RECORD EXTRACTS -
────────────────────────────────────────

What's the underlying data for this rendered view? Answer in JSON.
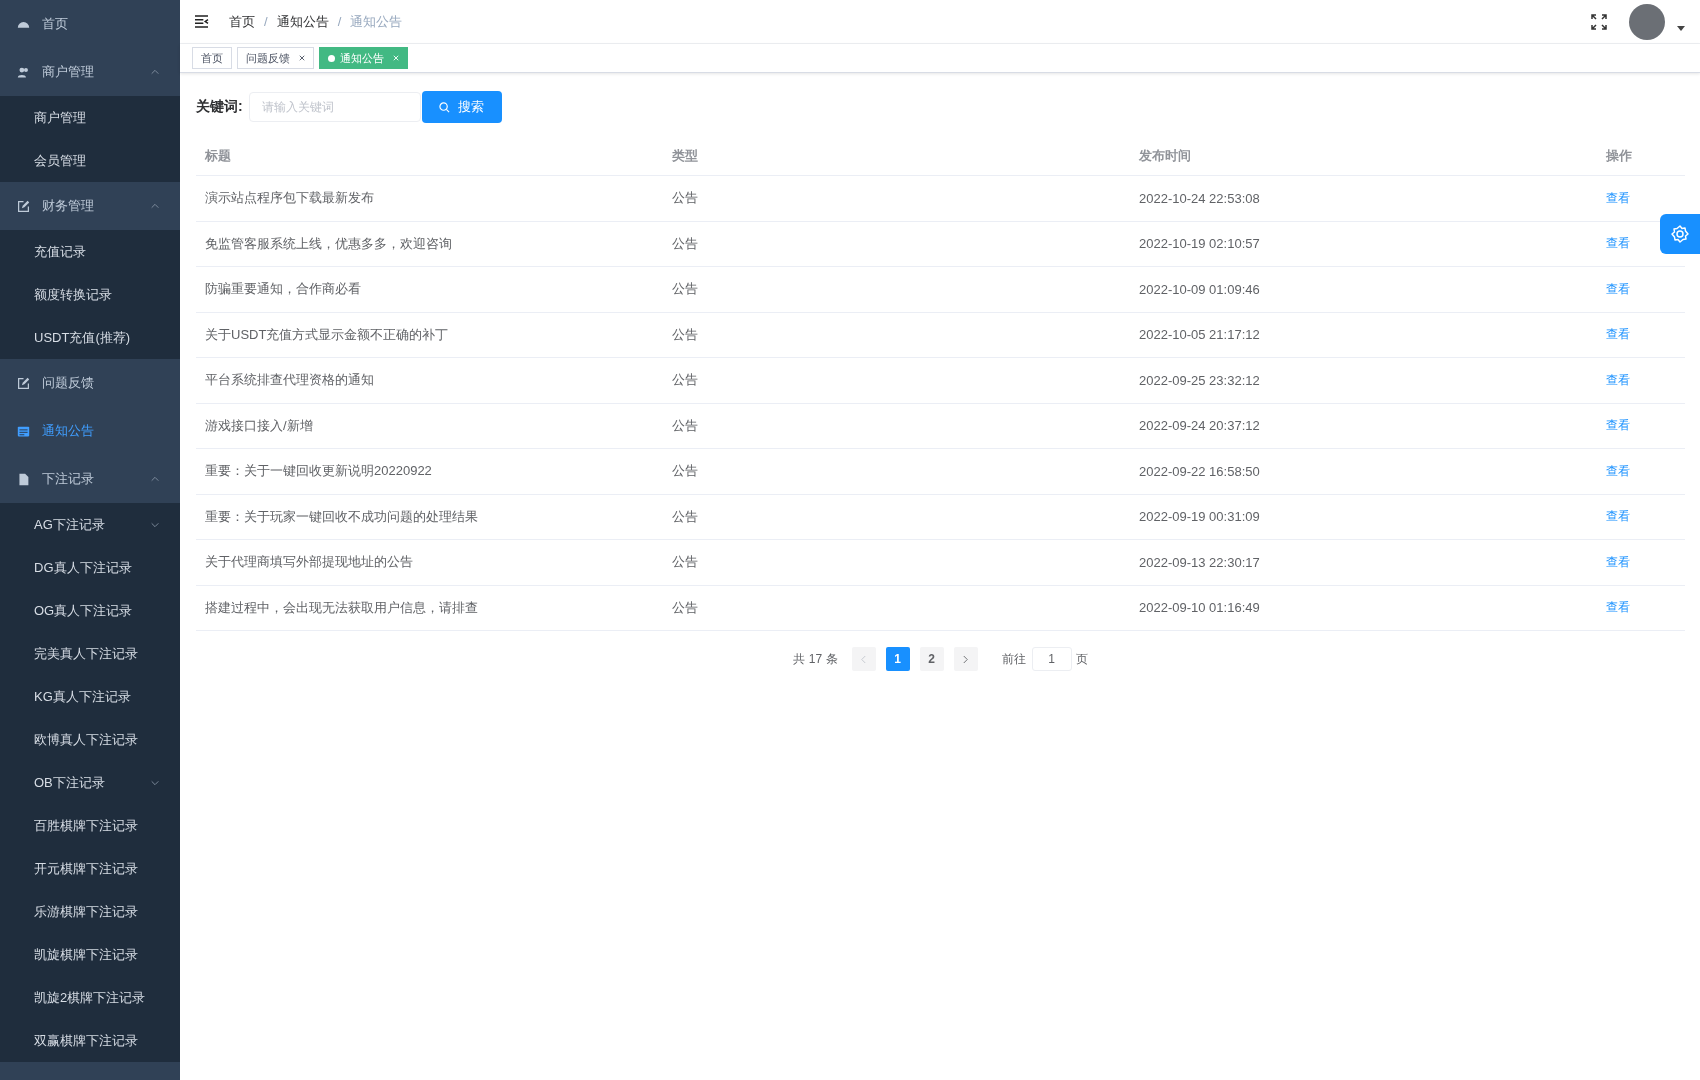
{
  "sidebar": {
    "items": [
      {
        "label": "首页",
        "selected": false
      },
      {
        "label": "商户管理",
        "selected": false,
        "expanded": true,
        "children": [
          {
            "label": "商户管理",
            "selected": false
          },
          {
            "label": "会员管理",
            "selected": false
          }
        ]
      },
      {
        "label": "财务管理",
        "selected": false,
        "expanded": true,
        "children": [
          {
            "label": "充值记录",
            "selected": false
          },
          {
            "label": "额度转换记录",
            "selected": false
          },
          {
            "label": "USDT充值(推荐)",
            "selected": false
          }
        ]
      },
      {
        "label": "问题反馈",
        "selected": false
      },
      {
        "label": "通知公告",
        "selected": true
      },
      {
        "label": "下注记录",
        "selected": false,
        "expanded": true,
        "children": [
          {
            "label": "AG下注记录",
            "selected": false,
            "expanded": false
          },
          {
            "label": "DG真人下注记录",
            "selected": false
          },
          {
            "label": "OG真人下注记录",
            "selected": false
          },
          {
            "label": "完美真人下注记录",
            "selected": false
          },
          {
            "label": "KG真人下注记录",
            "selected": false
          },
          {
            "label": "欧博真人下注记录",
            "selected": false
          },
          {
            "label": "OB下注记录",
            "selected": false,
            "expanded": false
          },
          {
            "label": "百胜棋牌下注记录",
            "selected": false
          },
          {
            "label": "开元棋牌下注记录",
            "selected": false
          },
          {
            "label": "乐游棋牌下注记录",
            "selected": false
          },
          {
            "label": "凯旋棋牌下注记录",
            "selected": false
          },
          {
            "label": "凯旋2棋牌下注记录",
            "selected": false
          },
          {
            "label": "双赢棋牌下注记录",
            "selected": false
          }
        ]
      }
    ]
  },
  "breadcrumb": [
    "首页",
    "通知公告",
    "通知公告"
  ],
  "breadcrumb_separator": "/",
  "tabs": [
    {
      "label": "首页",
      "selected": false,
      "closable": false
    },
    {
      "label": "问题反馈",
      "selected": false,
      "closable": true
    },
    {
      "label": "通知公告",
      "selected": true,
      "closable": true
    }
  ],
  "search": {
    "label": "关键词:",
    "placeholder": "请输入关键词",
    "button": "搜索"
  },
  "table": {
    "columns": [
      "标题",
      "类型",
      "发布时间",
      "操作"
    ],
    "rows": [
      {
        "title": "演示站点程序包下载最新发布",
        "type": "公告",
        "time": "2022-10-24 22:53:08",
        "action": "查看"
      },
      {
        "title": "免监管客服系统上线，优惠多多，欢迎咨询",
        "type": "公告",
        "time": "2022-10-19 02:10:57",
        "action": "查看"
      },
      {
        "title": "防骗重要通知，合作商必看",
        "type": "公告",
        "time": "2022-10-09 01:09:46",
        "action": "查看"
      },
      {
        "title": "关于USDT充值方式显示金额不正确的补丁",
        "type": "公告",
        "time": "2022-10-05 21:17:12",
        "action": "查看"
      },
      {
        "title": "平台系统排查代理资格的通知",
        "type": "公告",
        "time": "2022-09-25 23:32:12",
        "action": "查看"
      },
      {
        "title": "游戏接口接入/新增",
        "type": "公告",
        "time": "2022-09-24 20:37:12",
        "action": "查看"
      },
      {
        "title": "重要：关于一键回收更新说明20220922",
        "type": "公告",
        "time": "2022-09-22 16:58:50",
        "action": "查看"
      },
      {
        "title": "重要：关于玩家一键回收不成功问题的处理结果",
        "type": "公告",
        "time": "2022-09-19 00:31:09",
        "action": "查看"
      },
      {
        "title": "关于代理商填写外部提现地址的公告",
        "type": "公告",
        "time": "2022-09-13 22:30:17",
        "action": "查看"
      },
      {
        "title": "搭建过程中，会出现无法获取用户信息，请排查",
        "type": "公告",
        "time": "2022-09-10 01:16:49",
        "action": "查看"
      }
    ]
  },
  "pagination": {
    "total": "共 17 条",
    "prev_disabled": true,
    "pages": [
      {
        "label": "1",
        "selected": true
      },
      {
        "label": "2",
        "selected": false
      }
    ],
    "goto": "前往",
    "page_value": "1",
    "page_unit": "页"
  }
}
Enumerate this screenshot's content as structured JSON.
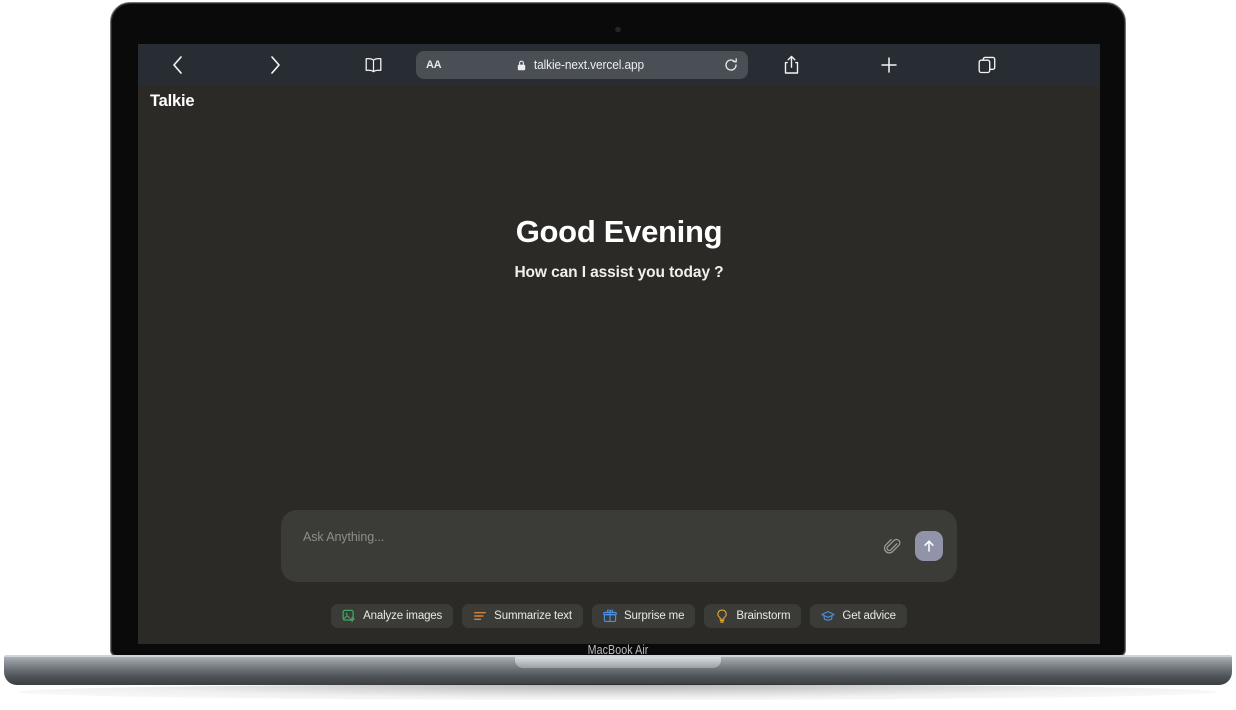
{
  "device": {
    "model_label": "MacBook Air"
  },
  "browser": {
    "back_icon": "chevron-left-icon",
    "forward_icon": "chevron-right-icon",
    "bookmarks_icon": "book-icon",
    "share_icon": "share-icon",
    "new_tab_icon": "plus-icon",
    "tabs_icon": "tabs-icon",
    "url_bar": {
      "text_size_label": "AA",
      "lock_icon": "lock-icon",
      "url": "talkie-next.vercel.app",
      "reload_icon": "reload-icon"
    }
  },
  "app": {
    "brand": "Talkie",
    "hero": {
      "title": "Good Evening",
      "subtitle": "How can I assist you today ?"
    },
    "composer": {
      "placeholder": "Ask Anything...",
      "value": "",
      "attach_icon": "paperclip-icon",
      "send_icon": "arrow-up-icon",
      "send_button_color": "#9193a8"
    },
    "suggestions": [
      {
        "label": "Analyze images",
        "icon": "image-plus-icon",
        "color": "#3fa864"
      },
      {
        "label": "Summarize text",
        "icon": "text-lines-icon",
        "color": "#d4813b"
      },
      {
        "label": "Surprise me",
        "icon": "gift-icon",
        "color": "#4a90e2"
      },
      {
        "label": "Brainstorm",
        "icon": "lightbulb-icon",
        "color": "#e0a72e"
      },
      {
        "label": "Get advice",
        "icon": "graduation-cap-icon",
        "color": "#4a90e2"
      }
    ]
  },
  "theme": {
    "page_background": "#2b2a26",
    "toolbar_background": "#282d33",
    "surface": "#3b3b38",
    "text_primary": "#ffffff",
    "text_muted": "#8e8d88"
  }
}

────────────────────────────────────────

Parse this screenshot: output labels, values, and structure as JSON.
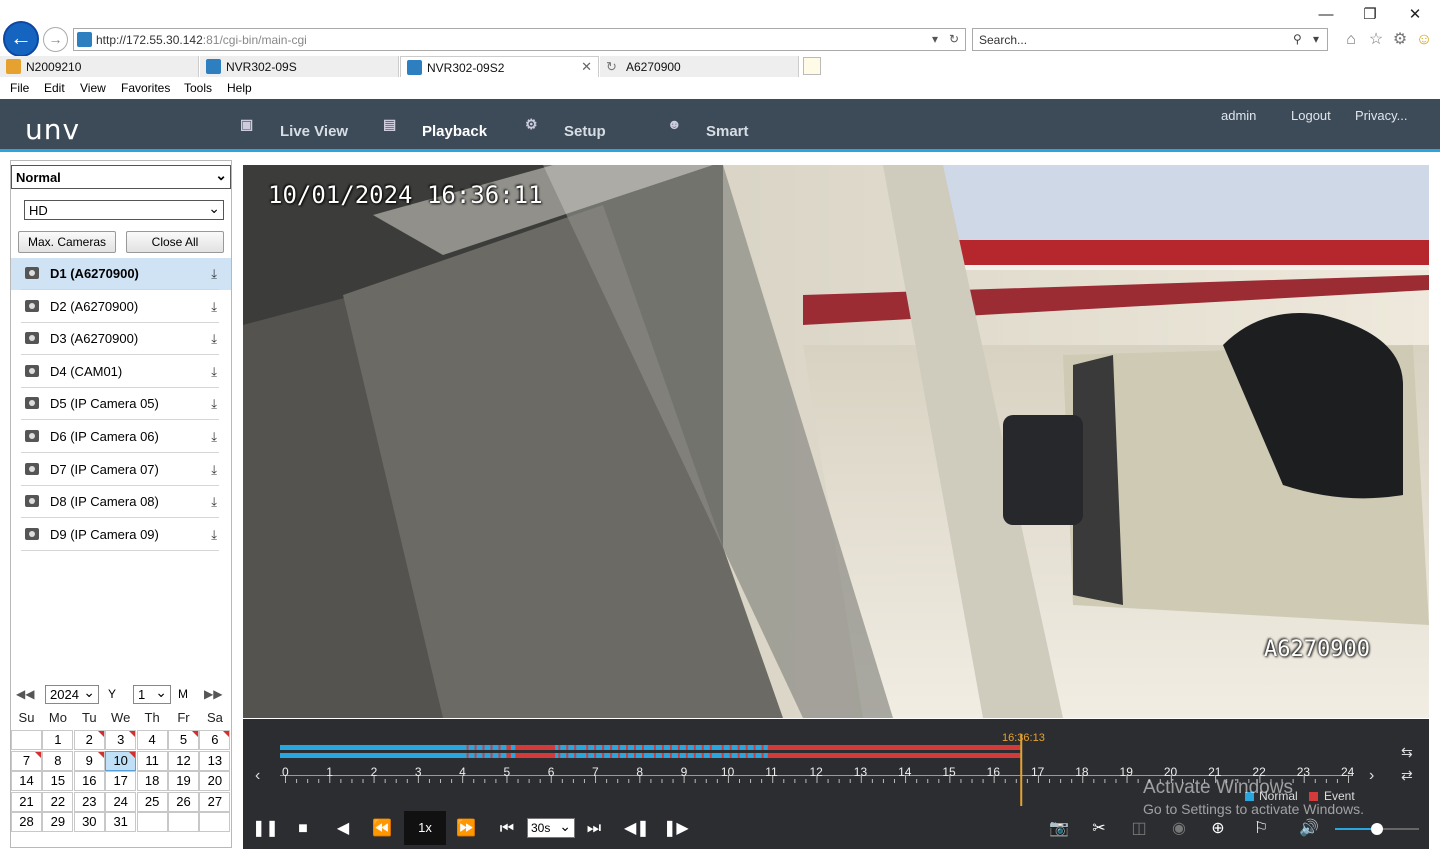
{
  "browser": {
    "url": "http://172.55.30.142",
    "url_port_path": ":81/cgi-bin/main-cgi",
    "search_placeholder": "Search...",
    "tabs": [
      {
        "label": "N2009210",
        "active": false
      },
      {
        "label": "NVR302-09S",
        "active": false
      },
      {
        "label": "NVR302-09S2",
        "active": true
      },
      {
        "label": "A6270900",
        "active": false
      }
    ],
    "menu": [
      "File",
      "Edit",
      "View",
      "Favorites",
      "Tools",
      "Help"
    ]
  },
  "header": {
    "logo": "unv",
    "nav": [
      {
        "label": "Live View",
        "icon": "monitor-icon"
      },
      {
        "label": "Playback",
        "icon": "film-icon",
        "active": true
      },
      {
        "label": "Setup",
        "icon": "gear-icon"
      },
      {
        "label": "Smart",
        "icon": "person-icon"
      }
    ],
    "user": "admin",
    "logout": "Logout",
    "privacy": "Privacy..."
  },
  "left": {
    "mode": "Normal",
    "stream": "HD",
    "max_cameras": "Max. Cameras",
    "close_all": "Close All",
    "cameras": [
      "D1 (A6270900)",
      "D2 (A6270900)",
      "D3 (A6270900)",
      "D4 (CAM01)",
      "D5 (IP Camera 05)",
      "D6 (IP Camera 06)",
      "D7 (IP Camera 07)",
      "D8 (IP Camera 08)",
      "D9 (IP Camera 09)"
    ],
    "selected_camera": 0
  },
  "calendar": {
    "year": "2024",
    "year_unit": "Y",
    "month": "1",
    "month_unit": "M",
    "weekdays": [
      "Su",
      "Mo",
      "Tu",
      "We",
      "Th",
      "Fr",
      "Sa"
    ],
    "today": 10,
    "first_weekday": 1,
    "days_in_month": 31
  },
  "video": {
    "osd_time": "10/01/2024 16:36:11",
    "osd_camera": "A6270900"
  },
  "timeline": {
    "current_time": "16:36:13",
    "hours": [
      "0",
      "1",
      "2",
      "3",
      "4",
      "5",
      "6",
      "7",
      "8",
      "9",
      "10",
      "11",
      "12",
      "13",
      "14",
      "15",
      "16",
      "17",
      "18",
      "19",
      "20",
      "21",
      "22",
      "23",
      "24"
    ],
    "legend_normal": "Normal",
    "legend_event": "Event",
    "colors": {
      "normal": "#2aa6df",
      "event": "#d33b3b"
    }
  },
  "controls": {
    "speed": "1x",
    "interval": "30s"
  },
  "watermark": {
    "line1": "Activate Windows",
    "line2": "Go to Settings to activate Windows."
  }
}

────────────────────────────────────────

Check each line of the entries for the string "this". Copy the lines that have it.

What's the underlying data for this rendered view? Answer in JSON.
Enumerate this screenshot's content as structured JSON.
Parse this screenshot: output labels, values, and structure as JSON.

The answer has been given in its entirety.